“It seems it puts in a lot of better ownership for the trail, because if people just get on it when it’s done, they don’t really care as much, as when they put their blood, sweat and tears into it. It really, really works,” he said, noting the number of riders will increase, as a result.
After a walking tour of the two-km section of trail to the west of the river, behind the Selo Ukrainian Heritage Village, Goulding is pleased with what he has seen.
“This first trail was a little bit exciting, but I’m super excited and stoked about the one I was shown this afternoon. I can see it being really a great trail,” he said.
“In fact I said to Clayton (Swanton) and Alex (Man) today, that we did the Canada Games course in Winnipeg and I said, ‘Alex you’re making a mistake, because everybody is going to be coming here now, instead of going to Winnipeg.’ It beats it hands down.”
Swanton, Dauphin Derailleurs Cycling Club infrastructure committee chair and 2020 Manitoba Games powered by Manitoba Hydro co-chair, explained Goulding is referring to the flow trail between the upper and lower campground at the Selo site.
“It’s going to be a lot of work, but when it’s done, it’s going to be gorgeous. And you won’t be able to wipe the smiles off the biker’s faces,” Goulding added.
Once the trails were designed by Man, then marked and cleared by volunteers, Goulding explained, his company’s job was to manipulate the dirt into a flow line, using the proper dirt, to ensure the trail will remain, preferably sustainably.
“But since this is a downhill course, there’s going to be skidding and marking and stuff that will erode it and these gentlemen will have to take care of it. But on a normal hiking trail, I’d say 95 percent of the time, people never have to do any work to it, unless they aren’t using it, because the grass grows in,” he said.
Usually there is little issue of erosion, unless there is a huge flood, Goulding said, adding maintained trails can remain for centuries.
Sustainable Trails moved clay on the bike trails to make the tread surface ridable and sustain more life than what was there, he said, as the material previously on it would get soft and would not last.

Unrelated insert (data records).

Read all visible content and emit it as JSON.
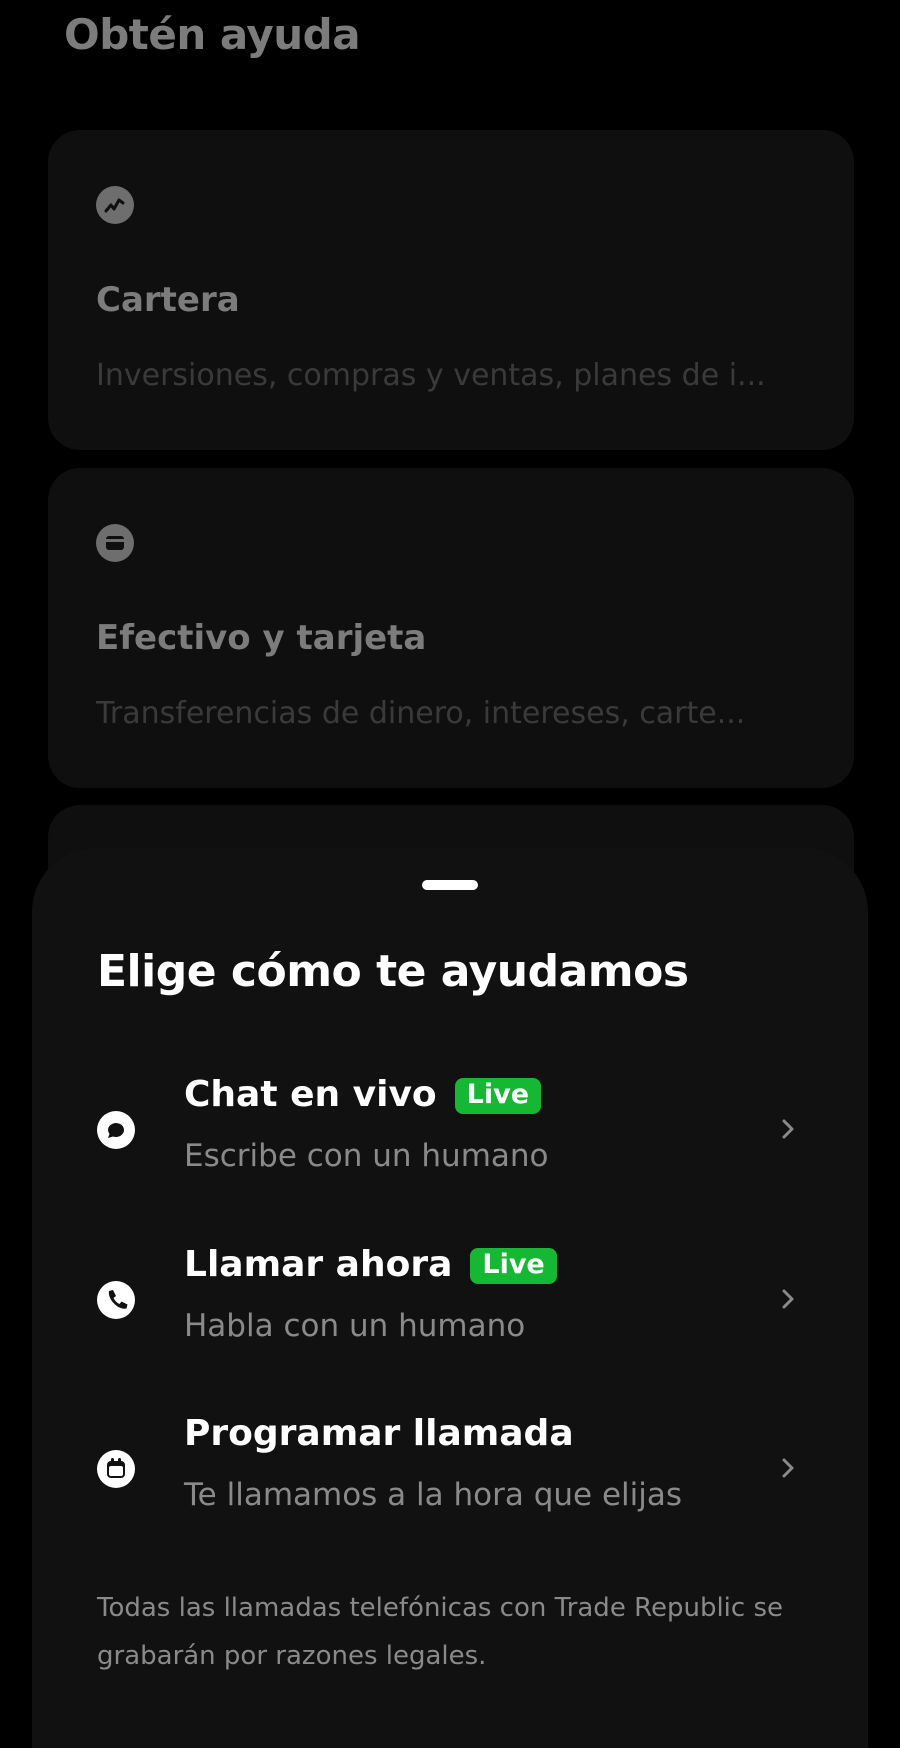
{
  "background": {
    "title": "Obtén ayuda",
    "cards": [
      {
        "title": "Cartera",
        "description": "Inversiones, compras y ventas, planes de i...",
        "icon": "chart-trend-icon"
      },
      {
        "title": "Efectivo y tarjeta",
        "description": "Transferencias de dinero, intereses, carte...",
        "icon": "card-icon"
      },
      {
        "title": "",
        "description": ""
      }
    ]
  },
  "sheet": {
    "title": "Elige cómo te ayudamos",
    "options": [
      {
        "title": "Chat en vivo",
        "badge": "Live",
        "subtitle": "Escribe con un humano",
        "icon": "chat-bubble-icon"
      },
      {
        "title": "Llamar ahora",
        "badge": "Live",
        "subtitle": "Habla con un humano",
        "icon": "phone-icon"
      },
      {
        "title": "Programar llamada",
        "subtitle": "Te llamamos a la hora que elijas",
        "icon": "calendar-icon"
      }
    ],
    "disclaimer": "Todas las llamadas telefónicas con Trade Republic se grabarán por razones legales."
  },
  "colors": {
    "background": "#000000",
    "sheet": "#111111",
    "live_badge": "#14b832",
    "muted_text": "#8a8a8a"
  }
}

“And Clayton’s expecting hundreds of riders here. And if you get hundreds of riders on what was there, it’s going to wear quick. What will happen, it’ll start cupping on the old stuff and water carries there. With this clay on there, with hardening up, that should shed off there well,” Goulding said.

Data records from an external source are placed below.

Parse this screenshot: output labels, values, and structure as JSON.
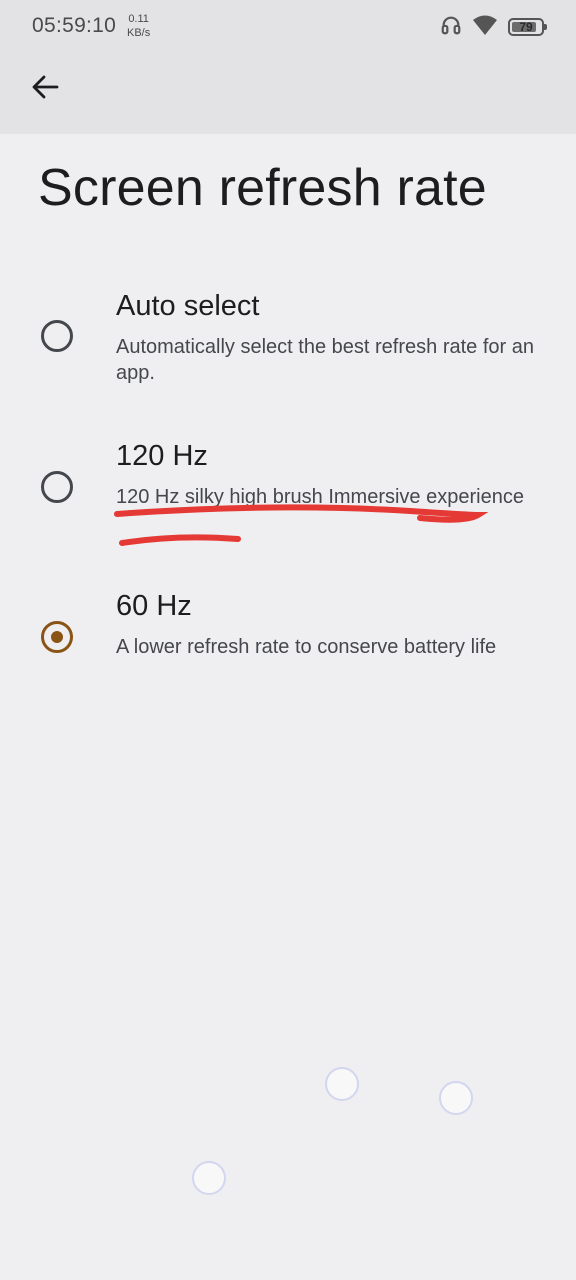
{
  "status_bar": {
    "time": "05:59:10",
    "net_speed_value": "0.11",
    "net_speed_unit": "KB/s",
    "battery_level": "79",
    "icons": [
      "headphones-icon",
      "wifi-icon",
      "battery-icon"
    ]
  },
  "header": {
    "back_icon": "arrow-back-icon"
  },
  "page": {
    "title": "Screen refresh rate"
  },
  "options": [
    {
      "title": "Auto select",
      "description": "Automatically select the best refresh rate for an app.",
      "selected": false
    },
    {
      "title": "120 Hz",
      "description": "120 Hz silky high brush  Immersive experience",
      "selected": false
    },
    {
      "title": "60 Hz",
      "description": "A lower refresh rate to conserve battery life",
      "selected": true
    }
  ],
  "colors": {
    "accent": "#8a5414",
    "annotation": "#e53935",
    "background": "#efeff2",
    "header_background": "#e3e3e5"
  }
}
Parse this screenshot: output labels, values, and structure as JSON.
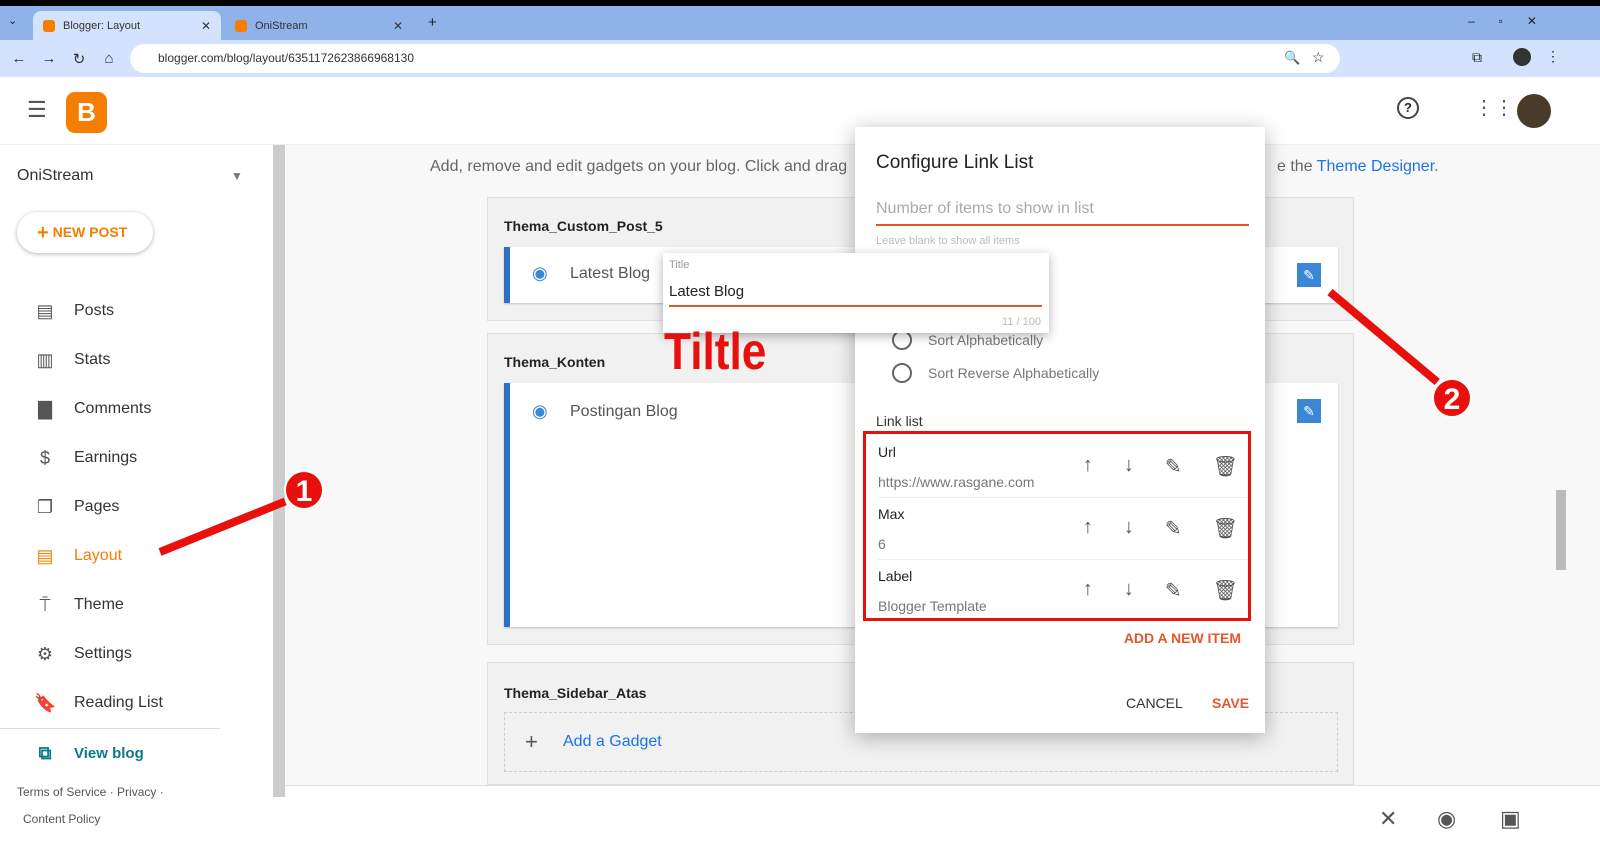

“We’ve tried to keep it fast and it’s sloped a little bit, so the water runs off the trail. But here we’re going to see lots of undulations. Alex has put it in, and we’ll spice it up, too, to make sure it really works well.”
The company is not hauling any material in, he said, as they dig what are called borrow pits, which, so far, has supplied lots of clay and helped create berms.

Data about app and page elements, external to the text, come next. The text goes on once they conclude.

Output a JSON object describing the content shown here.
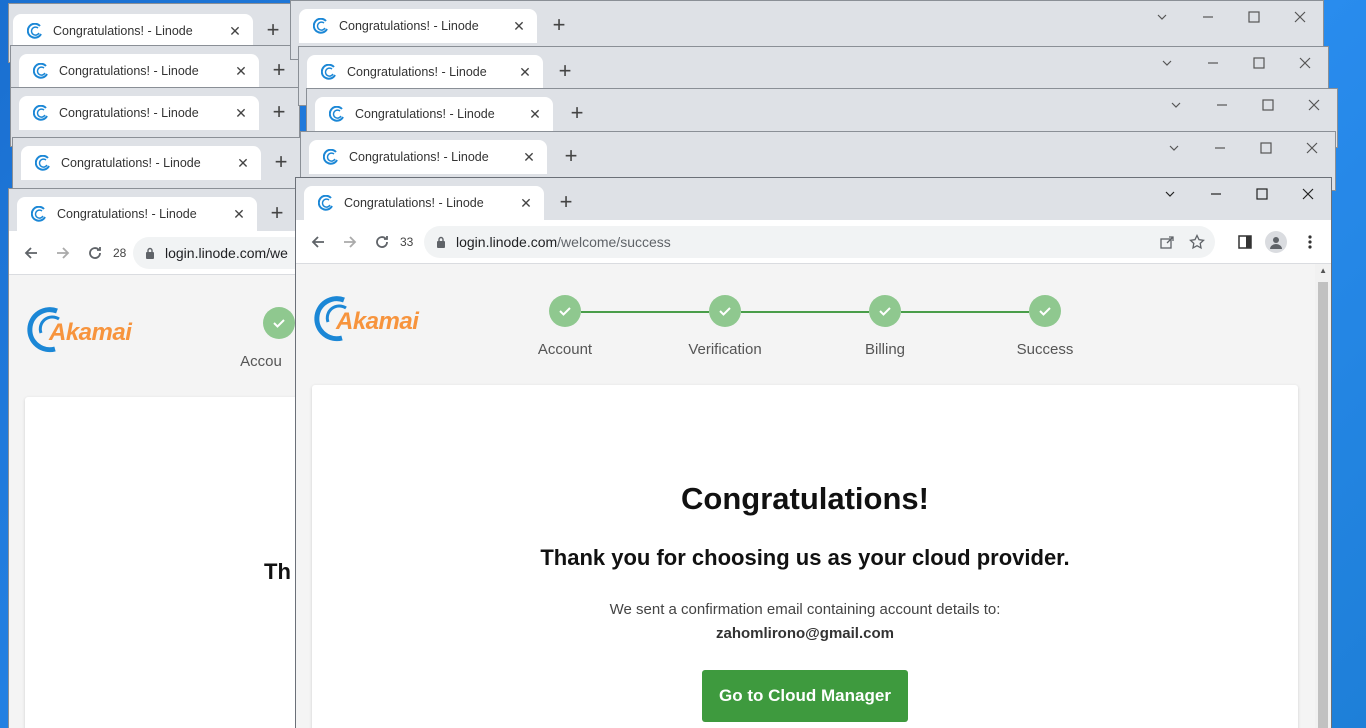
{
  "browser": {
    "tab_title": "Congratulations! - Linode",
    "new_tab_label": "+",
    "close_label": "✕",
    "url_host": "login.linode.com",
    "url_path": "/welcome/success",
    "url_host_truncated": "login.linode.com/we",
    "tab_counts": {
      "front": "33",
      "back": "28"
    }
  },
  "page": {
    "brand": "Akamai",
    "steps": [
      {
        "label": "Account"
      },
      {
        "label": "Verification"
      },
      {
        "label": "Billing"
      },
      {
        "label": "Success"
      }
    ],
    "back_step_label_partial": "Accou",
    "back_heading_partial": "Th",
    "heading": "Congratulations!",
    "subheading": "Thank you for choosing us as your cloud provider.",
    "sent_text": "We sent a confirmation email containing account details to:",
    "email": "zahomlirono@gmail.com",
    "cta_label": "Go to Cloud Manager"
  },
  "colors": {
    "accent_green": "#3e9a3e",
    "step_circle": "#8fc88f",
    "brand_orange": "#f7943d",
    "brand_blue": "#1b87d6",
    "desktop": "#1e7fd8"
  }
}
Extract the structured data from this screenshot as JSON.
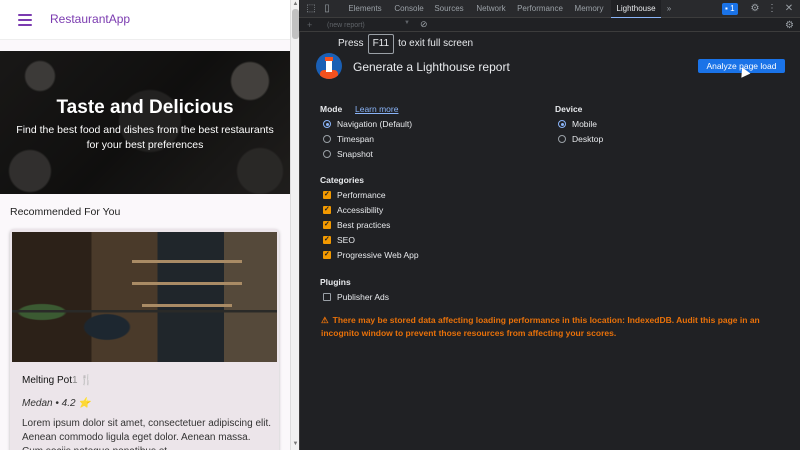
{
  "app": {
    "title": "RestaurantApp",
    "hero": {
      "title": "Taste and Delicious",
      "subtitle": "Find the best food and dishes from the best restaurants for your best preferences"
    },
    "recommended_title": "Recommended For You",
    "card": {
      "name": "Melting Pot",
      "name_suffix": "1 🍴",
      "city": "Medan",
      "rating": "4.2",
      "rating_icon": "⭐",
      "meta_separator": "•",
      "description": "Lorem ipsum dolor sit amet, consectetuer adipiscing elit. Aenean commodo ligula eget dolor. Aenean massa. Cum sociis natoque penatibus et"
    }
  },
  "devtools": {
    "tabs": [
      "Elements",
      "Console",
      "Sources",
      "Network",
      "Performance",
      "Memory",
      "Lighthouse"
    ],
    "active_tab": "Lighthouse",
    "more_tabs_glyph": "»",
    "issues_count": "1",
    "toolbar": {
      "report_select": "(new report)"
    },
    "fullscreen_hint": {
      "before": "Press",
      "key": "F11",
      "after": "to exit full screen"
    },
    "lighthouse": {
      "title": "Generate a Lighthouse report",
      "analyze_button": "Analyze page load",
      "mode": {
        "label": "Mode",
        "learn_more": "Learn more",
        "options": [
          {
            "label": "Navigation (Default)",
            "selected": true
          },
          {
            "label": "Timespan",
            "selected": false
          },
          {
            "label": "Snapshot",
            "selected": false
          }
        ]
      },
      "device": {
        "label": "Device",
        "options": [
          {
            "label": "Mobile",
            "selected": true
          },
          {
            "label": "Desktop",
            "selected": false
          }
        ]
      },
      "categories": {
        "label": "Categories",
        "items": [
          {
            "label": "Performance",
            "checked": true
          },
          {
            "label": "Accessibility",
            "checked": true
          },
          {
            "label": "Best practices",
            "checked": true
          },
          {
            "label": "SEO",
            "checked": true
          },
          {
            "label": "Progressive Web App",
            "checked": true
          }
        ]
      },
      "plugins": {
        "label": "Plugins",
        "items": [
          {
            "label": "Publisher Ads",
            "checked": false
          }
        ]
      },
      "warning": "There may be stored data affecting loading performance in this location: IndexedDB. Audit this page in an incognito window to prevent those resources from affecting your scores."
    }
  },
  "colors": {
    "app_accent": "#7b3bb0",
    "devtools_bg": "#202124",
    "primary_button": "#1a73e8",
    "checkbox_checked": "#f29900",
    "warning": "#e8710a",
    "link": "#8ab4f8"
  }
}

While he is not dismissing the work of volunteers, Goulding calculated it would have taken them ages to complete the job by hand and the end result would not have been as good.
“And then it wouldn’t be the draw for the people to come. It’s better for your economic development and everything to have someone like us come in. It draws more people and that’s what you need,” he said.
Swanton agreed, adding he is pleased to be working with Sustainable Trails.
“To still get our volunteers engaged and doing work that is going to finish the trail. And then as soon as you’re done in your section it’s a nice ridable trail. So we encourage people to keep coming out Thursdays at 6:30 and check it out,” he said.
Sustainable Trails is based in Ontario, but has worked around the world.
Goulding started the business with his brother and assumed it would remain small, but he has worked in Canada in the summer and abroad in the winter, doing trails in Portugal, Mexico and Jamaica.
Goulding believes bike trail infrastructure development is on the verge of exploding in Canada, noting Parks Canada has budgeted millions of dollars for trails across the country.
Sustainable Trails has already done almost $5 million in work for Parks Canada and had to delay its arrival to Dauphin, as a result.
The company will be in Dauphin for several more months, Swanton said, to continue its work.

M. A. Nyquist